FIG. 5 depicts a top schematic view of the chamber 300 taken along line 5-5 of FIG. 4. The lamps 138 and 140 are mounted lengthwise along the side of the chamber wall 302. The lamps 138 and 140 are, for example, tungsten filament halogen lamps having a 500 watt rating and a length of about 8.7 inches and a diameter of 16 mm. One exemplary lamp is model 10P-500W120V-T3-TB (598850-0) lamp manufactured by Sylvania. These particular lamps are designed as bake out lamps and, as such, produce high intensity infrared radiation. For the methods described, these lamps are usually run at about 90% of their rated power. To increase the energy of the photons that impact the electrostatic chuck 316, different lamps can be used to provide a light spectrum that is in the visible or ultra-violet range. As such, an increase in the photoconductive effect is possible and the discharge occurs rather quickly. Furthermore, a supplemental source of illumination, such as an ultra-violet (UV) lamp may be used in conjunction with the bakeout lamps. Such supplemental illumination can be mounted either inside or outside the chamber 300.
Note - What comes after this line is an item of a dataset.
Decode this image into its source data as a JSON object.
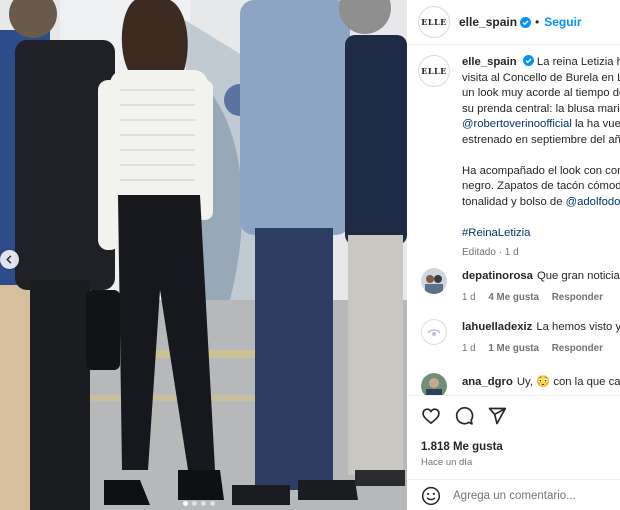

 By using the illumination process of the present invention to remove the residual charge rather than relying on an electrostatic chuck being used at high temperatures only, electrostatic chucks that heretofore were expected to have a minimum temperature of 150 degrees C. can now be used at much lower temperatures, e.g., as low as −40° C.
 Also, the invention can be used in conjunction with any wafer support (i.e., not only an electrostatic chuck) that contains material that experiences the photoconductive effect. Such supports include ceramic heaters and the like.
 Although various embodiments which incorporate the teachings of the present invention have been shown and described in detail herein, those skilled in the art can readily devise many other varied embodiments that still incorporate these teachings.